I had told Coach Brett after Ironman, “Do not put me back on the bike. I do not want to see my bike ever again.” He spent many hours with me on the phone, talking through my burnout and external stresses. Finally, he said something that clicked: “Find the reason you loved triathlon in the first place. Get back out there and figure it out. Because going forward without the love—that’s not worth it.” Ah-ha.
So I spent some time looking back on it. I took a family trip. I ran on the beach three times without a workout in my plan—just hit the sand and ran and looked at the ocean and remembered why I loved running, triathlon. Those welcome-back runs were not easy. I had gained 20 pounds since the big race, but I was able to remember, in those runs, the reason behind triathlon (not necessarily Ironman—that one was still too close). I was able to remember that triathlon meant freedom. And sense of self, stress management and, above all, joy. All wrapped up into one sport.
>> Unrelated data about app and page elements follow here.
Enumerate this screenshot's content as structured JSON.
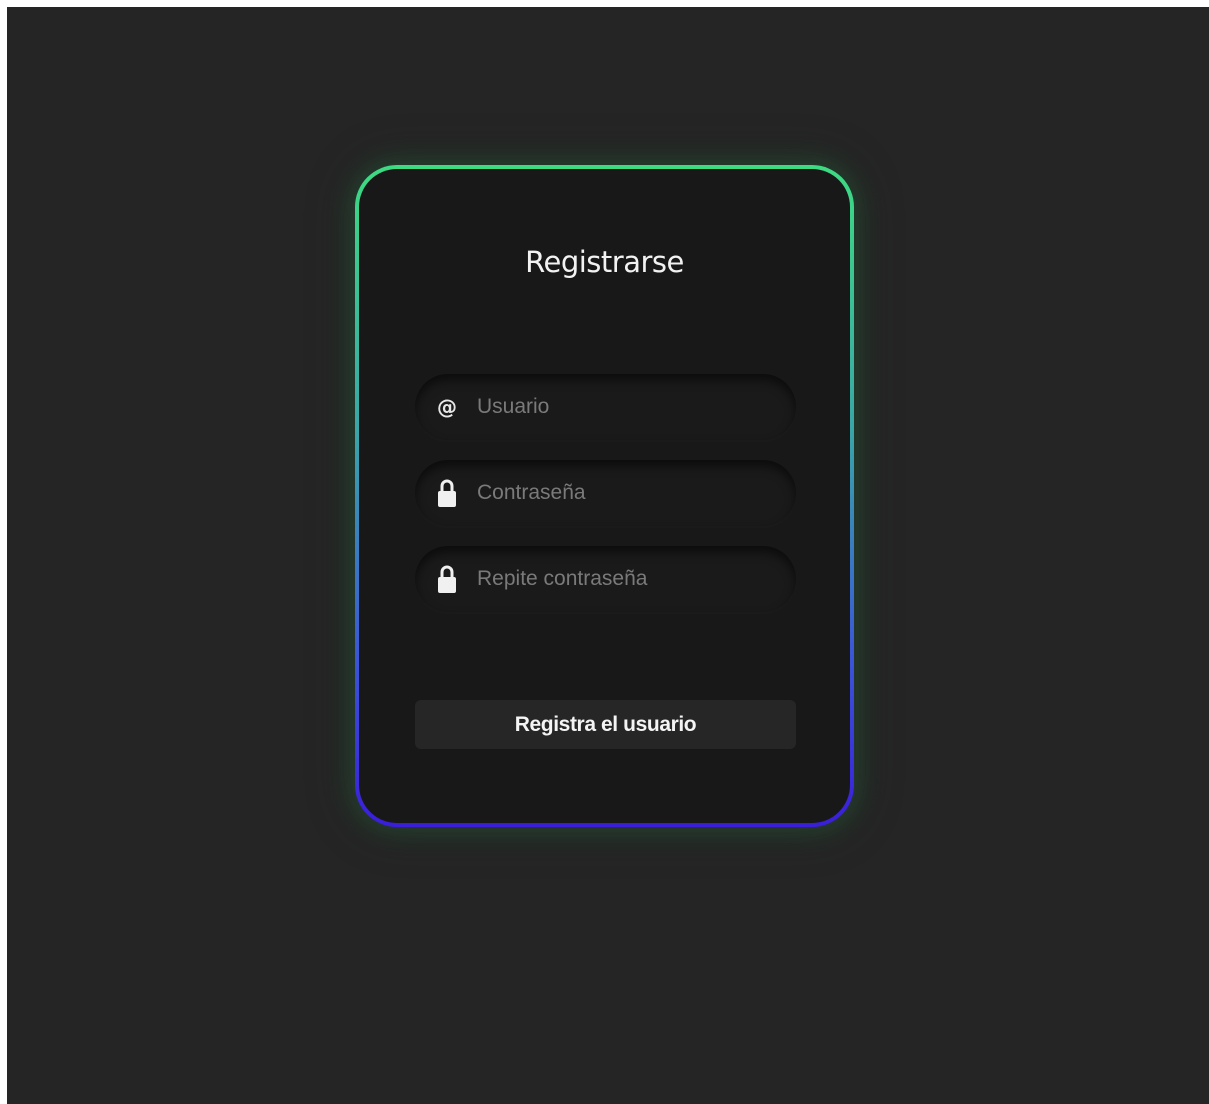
{
  "form": {
    "title": "Registrarse",
    "fields": [
      {
        "icon": "at-icon",
        "value": "",
        "placeholder": "Usuario"
      },
      {
        "icon": "lock-icon",
        "value": "",
        "placeholder": "Contraseña"
      },
      {
        "icon": "lock-icon",
        "value": "",
        "placeholder": "Repite contraseña"
      }
    ],
    "submit_label": "Registra el usuario",
    "at_symbol": "@"
  },
  "colors": {
    "background": "#252525",
    "card": "#181818",
    "border_top": "#3ddb82",
    "border_bottom": "#3a1ed8",
    "button": "#262626"
  }
}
The next day, I woke up at 5 a.m. I wanted to get on the bike. I wanted to run. What happened? We have to show up and say, “I’m here.” It’s the same way we must show up to the workout and say, “Count me in. Here we go.” It’s a matter of putting on your shoes and just going, all zombie-like, to the treadmill and doing the run, and dragging oneself to the shower afterward. Getting through the workouts is sometimes all you can do. Then eventually, one day, you wake up and say, “Hey! I am back! Look at me!” That’s often how it happens for me. It’s all about getting the momentum going and keeping the good streaks rolling on. Consistency is such a huge part of finding the love again. When I was training for my first half-Ironman, I rarely missed any workout. I was slow and plodding, but I ticked off workouts and was consistent as I could be. That was a wonderful time in my triathlon newbie life. I could measure the progress, see the changes—all because of my consistency.
With consistency comes a stirring—a sort of summoning of the love—and as your motivational mojo begins to rise, you’ll return to the reasons you took on the sport in the first place.
Meredith Atwood is a wife, mom, attorney, Ironman, coach and author of Triathlon for the Every Woman. She is a 2015 Klean Team USA member, lives in Atlanta and blogs at SwimBikeMom.com.